Alum/Discovery World use art to explain science
At MIAD's 2011 Senior Thesis Exhibition, discovery was the resulting compound when Kaycie Dunlap '11 (Time-Based Media: Animation) combined a molecule of art with a molecule of science.
Dunlap's project consists of illustrations personifying the elements on the periodic table. Her project "Elements – Experiments in Character Design" grabbed the attention of Discovery World's executive director Paul Krajniak, a prominent visitor among the thousands who attend MIAD's Senior Thesis Exhibition. Discovery World soon got in touch with Dunlap about arrangements and an interactive display featuring her characters was born.
"What stood out to them is that it is a way for people to see images and remember them," said John Emmerich, Discovery World's project manager and purchaser. "If you see her graphical representation, that's something that you'll remember."
Dunlap's characters are part of a two-screen digital display. Viewers see Dunlap's illustrations on a large overhead screen after calling up the element from the periodic table on a smaller touch screen device. According to Emmerich, Discovery World exhibits evolve over time, instead of having specific end points. The plan is for Dunlap's characters to continue evolving with the exhibit.
"I created them specifically as the embodiment of the elements," Dunlap said of her character illustrations. "Several of them are based on real people."
Dunlap based the design of arsenic and cadmium on her friends Alex Pratt '11 (Illustration) and Lillian Duermeier '11 (Illustration). Dunlap used some celebrity inspiration, too, using the lead singer from the band Queen, Freddie Mercury, as the basis for mercury.
Silver is one of Dunlap's favorite illustrations. The female characterization is an attractive woman conjuring electricity, playing off of the element's traits, beauty and conductivity. Some of her characters have super-hero-like powers. For example, hydrogen has the power to control water.
Dunlap, who currently does freelance illustration and character design work, is very thankful for the support she received from the faculty of the Time-Based Media and Illustration departments. She's also grateful for the senior thesis show, which gave Discovery World the opportunity to see her work.
"I got a lot of feedback saying it was very educational," Dunlap said. "I'm thinking about trying to market it as an educational tool."
Earlier in the year, Dunlap worked on another educational project. Her work was selected by Northwestern Mutual and the Milwaukee Bucks to support the team's 2011 Read to Achieve program and Reading Challenge with the Milwaukee County Library System.
She designed, illustrated and wrote the comic book, "Battle for the Library," marking the feature debut of Bucks mascot Bango, who plays the central character fighting for literacy and the Milwaukee Public Library.

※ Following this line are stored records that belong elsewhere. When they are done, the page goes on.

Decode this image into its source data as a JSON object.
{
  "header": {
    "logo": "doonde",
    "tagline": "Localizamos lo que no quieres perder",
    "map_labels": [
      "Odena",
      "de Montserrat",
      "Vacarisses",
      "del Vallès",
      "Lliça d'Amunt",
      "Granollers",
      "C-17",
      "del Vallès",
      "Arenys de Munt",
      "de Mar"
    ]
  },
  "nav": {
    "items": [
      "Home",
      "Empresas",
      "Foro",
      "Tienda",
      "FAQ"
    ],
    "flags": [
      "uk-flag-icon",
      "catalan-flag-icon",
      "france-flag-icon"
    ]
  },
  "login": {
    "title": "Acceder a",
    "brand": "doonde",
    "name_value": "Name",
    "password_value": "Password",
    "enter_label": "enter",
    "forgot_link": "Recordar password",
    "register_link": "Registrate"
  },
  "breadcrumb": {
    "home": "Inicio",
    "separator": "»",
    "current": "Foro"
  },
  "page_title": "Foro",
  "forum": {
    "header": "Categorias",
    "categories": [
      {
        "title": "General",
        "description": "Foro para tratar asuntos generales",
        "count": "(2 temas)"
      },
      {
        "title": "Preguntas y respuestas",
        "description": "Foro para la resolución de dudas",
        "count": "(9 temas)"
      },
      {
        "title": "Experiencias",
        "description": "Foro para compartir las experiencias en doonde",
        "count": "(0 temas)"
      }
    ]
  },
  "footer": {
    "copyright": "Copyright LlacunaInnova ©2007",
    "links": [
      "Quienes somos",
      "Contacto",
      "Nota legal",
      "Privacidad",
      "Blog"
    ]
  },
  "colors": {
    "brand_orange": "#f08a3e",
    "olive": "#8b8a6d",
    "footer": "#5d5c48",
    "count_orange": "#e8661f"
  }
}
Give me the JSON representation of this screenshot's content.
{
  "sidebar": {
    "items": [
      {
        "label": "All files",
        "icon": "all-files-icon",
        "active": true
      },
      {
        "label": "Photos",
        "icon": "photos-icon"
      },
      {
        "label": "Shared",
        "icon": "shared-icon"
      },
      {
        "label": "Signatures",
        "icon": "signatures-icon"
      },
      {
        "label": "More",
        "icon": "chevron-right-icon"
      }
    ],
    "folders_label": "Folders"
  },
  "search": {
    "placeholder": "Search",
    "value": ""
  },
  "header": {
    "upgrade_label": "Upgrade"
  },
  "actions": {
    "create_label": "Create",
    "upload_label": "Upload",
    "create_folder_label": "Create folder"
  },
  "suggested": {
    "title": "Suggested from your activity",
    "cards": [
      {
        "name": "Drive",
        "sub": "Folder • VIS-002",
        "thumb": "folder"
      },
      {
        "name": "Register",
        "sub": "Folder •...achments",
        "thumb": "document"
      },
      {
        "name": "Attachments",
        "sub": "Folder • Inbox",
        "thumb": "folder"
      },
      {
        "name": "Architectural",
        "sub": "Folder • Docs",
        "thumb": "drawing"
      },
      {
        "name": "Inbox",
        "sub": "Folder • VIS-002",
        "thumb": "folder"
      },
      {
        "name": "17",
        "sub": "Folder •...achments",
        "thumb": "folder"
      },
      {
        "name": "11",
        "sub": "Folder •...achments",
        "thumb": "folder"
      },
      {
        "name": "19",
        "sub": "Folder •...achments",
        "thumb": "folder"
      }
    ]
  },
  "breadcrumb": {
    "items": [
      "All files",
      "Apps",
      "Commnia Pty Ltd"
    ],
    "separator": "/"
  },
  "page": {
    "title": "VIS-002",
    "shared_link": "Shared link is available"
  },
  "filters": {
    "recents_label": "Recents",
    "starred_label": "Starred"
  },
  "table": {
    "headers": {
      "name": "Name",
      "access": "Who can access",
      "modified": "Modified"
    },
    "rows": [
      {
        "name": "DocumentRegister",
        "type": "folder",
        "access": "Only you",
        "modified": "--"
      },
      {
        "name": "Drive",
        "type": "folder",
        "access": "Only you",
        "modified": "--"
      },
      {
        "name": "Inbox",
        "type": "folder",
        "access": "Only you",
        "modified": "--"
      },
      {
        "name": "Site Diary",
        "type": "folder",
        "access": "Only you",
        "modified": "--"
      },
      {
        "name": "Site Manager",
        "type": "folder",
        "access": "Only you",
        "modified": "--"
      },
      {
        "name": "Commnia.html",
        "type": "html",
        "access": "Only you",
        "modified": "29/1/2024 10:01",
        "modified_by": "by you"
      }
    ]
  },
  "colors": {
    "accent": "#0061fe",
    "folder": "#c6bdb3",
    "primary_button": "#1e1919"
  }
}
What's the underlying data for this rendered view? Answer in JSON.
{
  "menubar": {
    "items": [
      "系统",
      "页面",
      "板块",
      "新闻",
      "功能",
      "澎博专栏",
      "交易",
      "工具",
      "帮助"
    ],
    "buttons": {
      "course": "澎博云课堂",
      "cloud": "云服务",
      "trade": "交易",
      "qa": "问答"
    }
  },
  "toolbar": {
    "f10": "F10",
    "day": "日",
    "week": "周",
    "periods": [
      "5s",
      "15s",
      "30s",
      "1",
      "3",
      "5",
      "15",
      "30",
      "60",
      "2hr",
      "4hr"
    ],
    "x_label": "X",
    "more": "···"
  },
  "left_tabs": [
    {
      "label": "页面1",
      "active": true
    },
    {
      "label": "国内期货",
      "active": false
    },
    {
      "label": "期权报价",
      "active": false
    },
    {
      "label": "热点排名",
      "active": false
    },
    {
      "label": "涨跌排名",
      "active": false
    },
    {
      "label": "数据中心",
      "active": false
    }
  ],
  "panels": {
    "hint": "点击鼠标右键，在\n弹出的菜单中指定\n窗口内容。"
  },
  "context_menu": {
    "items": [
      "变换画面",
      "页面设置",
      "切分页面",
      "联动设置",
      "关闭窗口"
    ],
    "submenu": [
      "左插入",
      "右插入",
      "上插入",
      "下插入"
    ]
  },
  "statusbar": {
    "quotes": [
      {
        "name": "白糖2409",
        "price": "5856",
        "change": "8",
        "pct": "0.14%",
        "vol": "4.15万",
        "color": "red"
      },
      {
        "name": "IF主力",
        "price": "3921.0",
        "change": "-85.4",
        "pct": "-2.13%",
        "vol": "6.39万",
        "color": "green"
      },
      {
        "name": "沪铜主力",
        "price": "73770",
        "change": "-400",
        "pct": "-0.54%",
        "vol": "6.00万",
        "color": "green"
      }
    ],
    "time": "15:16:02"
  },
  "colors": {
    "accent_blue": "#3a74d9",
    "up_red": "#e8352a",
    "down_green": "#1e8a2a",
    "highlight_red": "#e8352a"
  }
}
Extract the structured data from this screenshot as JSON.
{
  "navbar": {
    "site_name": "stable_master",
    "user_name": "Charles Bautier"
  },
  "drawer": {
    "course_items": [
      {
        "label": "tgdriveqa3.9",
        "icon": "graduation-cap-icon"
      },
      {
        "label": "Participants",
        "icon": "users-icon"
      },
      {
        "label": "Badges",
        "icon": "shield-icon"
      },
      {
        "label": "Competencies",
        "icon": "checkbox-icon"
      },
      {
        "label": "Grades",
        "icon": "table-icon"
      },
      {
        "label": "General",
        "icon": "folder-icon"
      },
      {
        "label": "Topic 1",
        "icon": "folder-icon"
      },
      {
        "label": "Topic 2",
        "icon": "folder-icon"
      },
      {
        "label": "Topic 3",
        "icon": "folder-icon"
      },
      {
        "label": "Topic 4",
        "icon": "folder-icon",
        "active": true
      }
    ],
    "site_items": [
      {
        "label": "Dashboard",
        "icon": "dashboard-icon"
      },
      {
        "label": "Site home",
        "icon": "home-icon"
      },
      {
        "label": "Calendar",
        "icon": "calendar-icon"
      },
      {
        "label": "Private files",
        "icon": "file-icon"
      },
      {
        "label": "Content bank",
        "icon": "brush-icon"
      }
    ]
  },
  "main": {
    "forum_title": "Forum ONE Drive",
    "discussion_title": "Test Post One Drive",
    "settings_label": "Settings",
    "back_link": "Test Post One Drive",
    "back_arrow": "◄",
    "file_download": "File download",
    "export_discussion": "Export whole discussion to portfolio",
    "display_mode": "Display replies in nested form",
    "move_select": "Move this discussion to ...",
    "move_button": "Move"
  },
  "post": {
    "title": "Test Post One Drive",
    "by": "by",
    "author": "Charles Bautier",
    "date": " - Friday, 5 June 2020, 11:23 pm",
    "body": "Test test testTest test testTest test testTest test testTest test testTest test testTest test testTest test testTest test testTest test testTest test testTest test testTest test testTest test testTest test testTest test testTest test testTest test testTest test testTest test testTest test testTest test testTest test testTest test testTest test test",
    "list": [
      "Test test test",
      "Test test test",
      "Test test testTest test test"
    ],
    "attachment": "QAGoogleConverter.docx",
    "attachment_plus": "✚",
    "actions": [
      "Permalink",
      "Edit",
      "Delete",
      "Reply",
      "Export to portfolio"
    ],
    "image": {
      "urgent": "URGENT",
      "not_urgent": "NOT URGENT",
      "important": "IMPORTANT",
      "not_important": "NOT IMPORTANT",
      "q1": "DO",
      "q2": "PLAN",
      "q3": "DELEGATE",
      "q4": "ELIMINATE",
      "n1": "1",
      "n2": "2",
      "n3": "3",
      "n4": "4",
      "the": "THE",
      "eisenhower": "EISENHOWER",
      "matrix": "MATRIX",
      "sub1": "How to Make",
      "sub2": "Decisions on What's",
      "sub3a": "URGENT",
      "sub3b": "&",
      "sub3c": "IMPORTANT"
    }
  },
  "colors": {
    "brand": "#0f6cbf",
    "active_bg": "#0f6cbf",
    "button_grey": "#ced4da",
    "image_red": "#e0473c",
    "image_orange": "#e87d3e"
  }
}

Click here to read more about "Battle for the Library."
Click here to learn more about MIAD's Time-Based Media program.
Second image: Dunlap's "Elements – Experiments in Character Design"
Bottom image: Dunlap's "Battle for the Library."